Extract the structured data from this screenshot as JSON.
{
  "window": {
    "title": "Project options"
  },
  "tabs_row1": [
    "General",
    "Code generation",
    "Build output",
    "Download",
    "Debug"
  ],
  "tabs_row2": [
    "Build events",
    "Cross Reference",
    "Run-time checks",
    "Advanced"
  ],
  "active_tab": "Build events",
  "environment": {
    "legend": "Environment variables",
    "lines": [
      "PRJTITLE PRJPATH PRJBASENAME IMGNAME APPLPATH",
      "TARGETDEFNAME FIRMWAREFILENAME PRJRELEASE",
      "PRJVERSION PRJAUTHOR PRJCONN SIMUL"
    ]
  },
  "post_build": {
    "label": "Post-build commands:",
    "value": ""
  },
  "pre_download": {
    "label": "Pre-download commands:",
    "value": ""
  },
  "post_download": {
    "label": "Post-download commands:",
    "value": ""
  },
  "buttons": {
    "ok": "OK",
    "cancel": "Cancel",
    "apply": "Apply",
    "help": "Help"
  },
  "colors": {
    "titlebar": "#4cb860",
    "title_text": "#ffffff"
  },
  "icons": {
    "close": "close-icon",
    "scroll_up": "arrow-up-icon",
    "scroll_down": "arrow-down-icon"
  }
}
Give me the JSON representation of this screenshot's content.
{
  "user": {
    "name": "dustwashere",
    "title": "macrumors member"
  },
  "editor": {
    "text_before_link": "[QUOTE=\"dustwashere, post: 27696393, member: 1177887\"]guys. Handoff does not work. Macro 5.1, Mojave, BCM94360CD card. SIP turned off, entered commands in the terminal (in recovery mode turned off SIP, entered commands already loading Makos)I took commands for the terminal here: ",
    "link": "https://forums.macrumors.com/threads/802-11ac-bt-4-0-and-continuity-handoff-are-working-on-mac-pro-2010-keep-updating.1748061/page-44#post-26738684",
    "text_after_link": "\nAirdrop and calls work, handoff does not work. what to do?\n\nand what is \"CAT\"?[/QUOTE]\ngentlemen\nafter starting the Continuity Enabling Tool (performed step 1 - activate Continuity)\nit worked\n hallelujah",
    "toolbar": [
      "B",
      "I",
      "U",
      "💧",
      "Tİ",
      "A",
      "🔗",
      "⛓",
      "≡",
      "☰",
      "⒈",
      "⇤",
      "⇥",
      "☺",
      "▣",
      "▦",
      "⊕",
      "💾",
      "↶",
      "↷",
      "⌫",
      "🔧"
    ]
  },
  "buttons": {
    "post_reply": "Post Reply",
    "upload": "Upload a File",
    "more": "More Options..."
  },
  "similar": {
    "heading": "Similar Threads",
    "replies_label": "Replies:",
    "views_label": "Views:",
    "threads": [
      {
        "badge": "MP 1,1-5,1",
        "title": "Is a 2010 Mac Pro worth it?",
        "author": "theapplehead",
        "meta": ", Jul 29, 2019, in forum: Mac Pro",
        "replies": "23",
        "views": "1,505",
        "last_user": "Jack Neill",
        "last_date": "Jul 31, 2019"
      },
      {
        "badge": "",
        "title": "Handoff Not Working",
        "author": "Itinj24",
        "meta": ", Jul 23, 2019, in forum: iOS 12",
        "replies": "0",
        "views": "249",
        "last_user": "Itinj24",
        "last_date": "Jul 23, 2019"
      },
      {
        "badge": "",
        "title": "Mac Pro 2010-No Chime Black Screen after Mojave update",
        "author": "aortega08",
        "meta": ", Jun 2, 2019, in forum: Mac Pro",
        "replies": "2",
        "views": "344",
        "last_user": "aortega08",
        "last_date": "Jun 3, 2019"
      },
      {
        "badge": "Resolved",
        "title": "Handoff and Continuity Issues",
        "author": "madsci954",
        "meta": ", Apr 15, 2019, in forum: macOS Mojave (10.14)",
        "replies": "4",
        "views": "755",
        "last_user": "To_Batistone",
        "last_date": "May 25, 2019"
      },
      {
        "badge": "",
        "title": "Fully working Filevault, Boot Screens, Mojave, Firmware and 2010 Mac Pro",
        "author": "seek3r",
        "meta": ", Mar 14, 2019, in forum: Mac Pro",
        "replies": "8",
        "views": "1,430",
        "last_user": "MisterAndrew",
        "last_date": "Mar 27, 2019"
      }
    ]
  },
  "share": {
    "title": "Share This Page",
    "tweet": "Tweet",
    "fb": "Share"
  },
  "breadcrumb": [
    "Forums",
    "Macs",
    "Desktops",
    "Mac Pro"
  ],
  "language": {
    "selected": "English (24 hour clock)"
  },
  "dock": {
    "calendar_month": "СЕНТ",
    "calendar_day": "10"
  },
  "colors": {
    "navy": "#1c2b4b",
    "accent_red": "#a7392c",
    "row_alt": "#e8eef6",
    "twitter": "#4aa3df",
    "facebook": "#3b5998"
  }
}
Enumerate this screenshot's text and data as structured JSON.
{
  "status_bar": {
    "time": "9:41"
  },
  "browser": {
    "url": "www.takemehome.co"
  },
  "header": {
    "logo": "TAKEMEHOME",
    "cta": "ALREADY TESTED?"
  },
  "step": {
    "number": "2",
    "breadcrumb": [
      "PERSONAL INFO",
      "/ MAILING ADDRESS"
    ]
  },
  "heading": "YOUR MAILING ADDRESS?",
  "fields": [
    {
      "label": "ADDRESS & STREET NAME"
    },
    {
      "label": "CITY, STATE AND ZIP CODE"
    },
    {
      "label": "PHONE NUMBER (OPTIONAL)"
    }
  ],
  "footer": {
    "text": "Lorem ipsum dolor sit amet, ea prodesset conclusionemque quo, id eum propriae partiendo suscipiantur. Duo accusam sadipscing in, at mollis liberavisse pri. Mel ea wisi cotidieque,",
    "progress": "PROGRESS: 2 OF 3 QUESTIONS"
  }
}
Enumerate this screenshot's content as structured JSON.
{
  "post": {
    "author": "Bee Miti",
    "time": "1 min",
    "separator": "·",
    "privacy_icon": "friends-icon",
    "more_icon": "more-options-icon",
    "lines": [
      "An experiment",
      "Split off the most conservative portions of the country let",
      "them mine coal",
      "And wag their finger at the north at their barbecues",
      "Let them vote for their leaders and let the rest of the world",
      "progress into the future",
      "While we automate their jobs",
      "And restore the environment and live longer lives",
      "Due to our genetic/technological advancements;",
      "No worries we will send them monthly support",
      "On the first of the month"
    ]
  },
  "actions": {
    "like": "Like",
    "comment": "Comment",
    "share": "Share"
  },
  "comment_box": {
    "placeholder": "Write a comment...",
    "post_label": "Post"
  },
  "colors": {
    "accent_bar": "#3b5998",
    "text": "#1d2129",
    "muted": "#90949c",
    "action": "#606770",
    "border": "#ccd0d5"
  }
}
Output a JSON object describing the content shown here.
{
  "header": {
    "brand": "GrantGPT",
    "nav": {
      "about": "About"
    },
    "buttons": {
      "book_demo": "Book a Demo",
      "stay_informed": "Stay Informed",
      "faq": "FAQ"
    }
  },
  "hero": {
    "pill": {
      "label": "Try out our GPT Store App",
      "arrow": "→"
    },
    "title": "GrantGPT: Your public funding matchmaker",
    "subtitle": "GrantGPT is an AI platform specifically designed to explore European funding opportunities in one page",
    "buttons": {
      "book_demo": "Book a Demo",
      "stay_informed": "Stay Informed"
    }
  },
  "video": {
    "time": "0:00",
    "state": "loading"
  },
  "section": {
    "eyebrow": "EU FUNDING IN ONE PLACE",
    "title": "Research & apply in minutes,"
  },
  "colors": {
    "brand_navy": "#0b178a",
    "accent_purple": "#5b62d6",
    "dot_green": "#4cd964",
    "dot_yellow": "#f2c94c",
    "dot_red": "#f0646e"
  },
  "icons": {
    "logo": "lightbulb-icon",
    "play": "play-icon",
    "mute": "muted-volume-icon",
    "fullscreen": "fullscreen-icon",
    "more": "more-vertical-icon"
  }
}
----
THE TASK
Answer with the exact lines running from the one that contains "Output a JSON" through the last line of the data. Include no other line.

RESULT FOR THIS EXERCISE
Output a JSON object describing the content shown here.
{
  "header": {
    "brand": "GrantGPT",
    "nav": {
      "about": "About"
    },
    "buttons": {
      "book_demo": "Book a Demo",
      "stay_informed": "Stay Informed",
      "faq": "FAQ"
    }
  },
  "hero": {
    "pill": {
      "label": "Try out our GPT Store App",
      "arrow": "→"
    },
    "title": "GrantGPT: Your public funding matchmaker",
    "subtitle": "GrantGPT is an AI platform specifically designed to explore European funding opportunities in one page",
    "buttons": {
      "book_demo": "Book a Demo",
      "stay_informed": "Stay Informed"
    }
  },
  "video": {
    "time": "0:00",
    "state": "loading"
  },
  "section": {
    "eyebrow": "EU FUNDING IN ONE PLACE",
    "title": "Research & apply in minutes,"
  },
  "colors": {
    "brand_navy": "#0b178a",
    "accent_purple": "#5b62d6",
    "dot_green": "#4cd964",
    "dot_yellow": "#f2c94c",
    "dot_red": "#f0646e"
  },
  "icons": {
    "logo": "lightbulb-icon",
    "play": "play-icon",
    "mute": "muted-volume-icon",
    "fullscreen": "fullscreen-icon",
    "more": "more-vertical-icon"
  }
}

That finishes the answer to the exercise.